Indiana University SPEA Edward J. Bloustein School of Planning and Public Policy University of Pennsylvania AIR American University

Panel Paper: Networking for Conservation: Understanding the Contributions of Social Capital and Organizational Networks to Private Land Protection

Saturday, November 14, 2015 : 8:50 AM
Gautier (Hyatt Regency Miami)

*Names in bold indicate Presenter

Tatyana Ruseva, Appalachian State University, Julia L. Carboni, Syracuse University, James Farmer, Indiana University and Charles Chancellor, Clemson University
Land trusts (LTs) are charitable organizations that work to conserve land in the communities, in which they operate. According to the 2010 Land Trust Alliance census there are 1,700 community-based land trusts in the US with varying degrees of organizational and financial capacity, professional staff, and record of protected areas (LTA, 2011). The distribution of protected land between regions (e.g. Northeast vs. Southeast) has traditionally been highly uneven (Yonavjak and Gartner, 2011), and the capacity of LTs to protect land has also varied with state and federal tax policy frameworks. A purported explanation for these trends rests on differences in the level of social capital, an important component in collaborative natural resource policy and management. The purpose of this paper is to understand what forms of social capital facilitate conservation work and the organizational performance of land trusts. Social capital is defined as “the structural and cognitive dimensions of the relationships between people and organizations” (Knight et al., 2010).  The structural dimension entails different types of network relationships, while the less tangible features, including trust and shared norms, represent the cognitive dimension of social capital (Paletto et al., 2012). Studies also show the importance of connections within, between, and beyond communities (Pretty and Smith, 2004). These relationships are known as bonding social capital (connections to other local environmental groups), bridging (connections to local groups with different missions), and linking social capital (relationships, vertically, with state and federal institutions).

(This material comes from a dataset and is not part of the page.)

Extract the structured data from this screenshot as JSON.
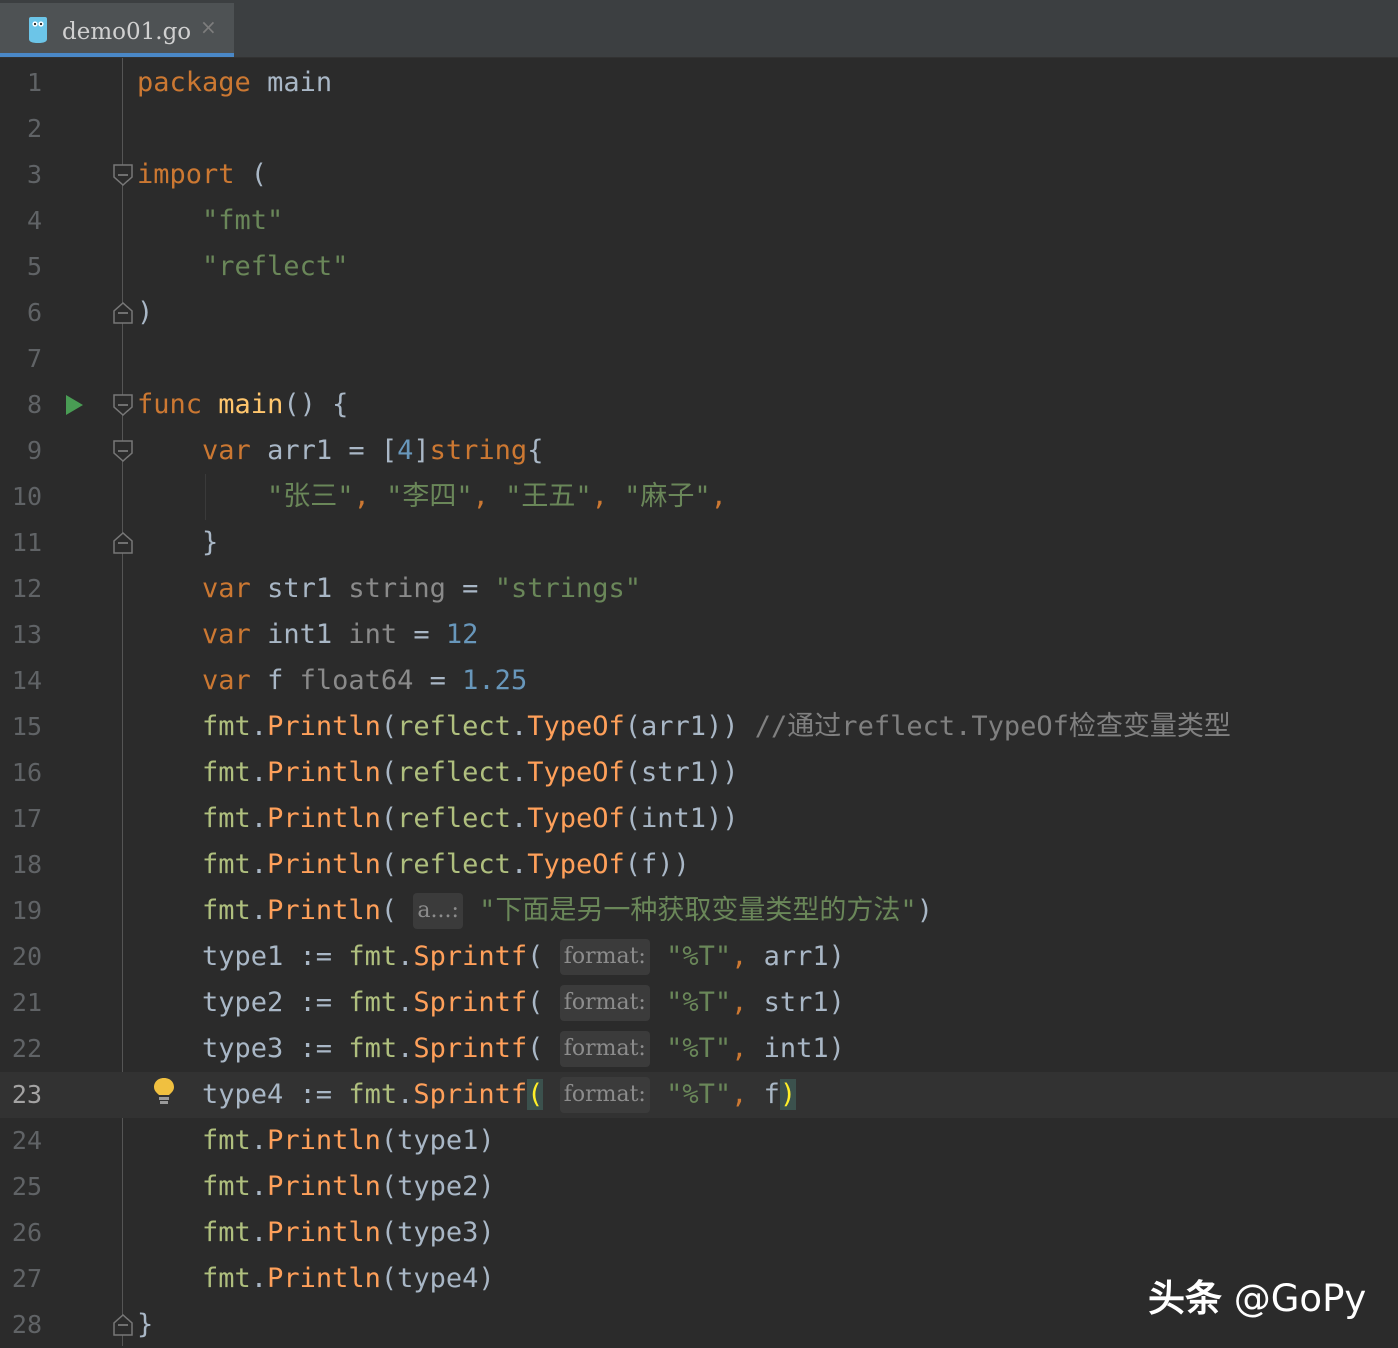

Empirically, this study integrates data for 24 land trusts operating in western North Carolina, southwest Virginia, and east Tennessee. The analysis draws on: i) semi-structured interviews with land trust executive directors; ii) survey responses from land trusts’ board members (n=95); and iii) analysis of organizational documents (e.g. IRS Form 990). Structural social capital is measured using two-mode affiliation network data derived from board members’ responses regarding their membership or leadership positions in other nonprofit organizations. We use the National Center for Charitable Statistics NTEE codes to classify board members’ organizational affiliations in our relational data. Quantitative network measures (e.g. density, centrality, diversity) are then computed and analyzed, along with a more qualitative understanding of network content and function (bonding, bridging, or linking social capital). Next, we use principle component factor analysis to elicit different dimensions of cognitive social capital, including interpersonal trust, collective vision, cooperation, communication effectiveness, and organizational culture. Last, bivariate and multivariate (OLS regression) analyses help relate social capital measures to reported levels of organizational performance (mission, conservation goals, and financial goals) and the record of land protection (number of conservation easements, total acreage protected). The analysis controls for organizational resources and state conservation tax policy terms. Preliminary findings show that while linking social capital is critical for land protection, the conservation success of many low-capacity land trusts is largely explained by bonding, bridging, and cognitive social capital. We draw lessons that can support the work of land conservancies in a time of constrained state budgets and commitments to land protection.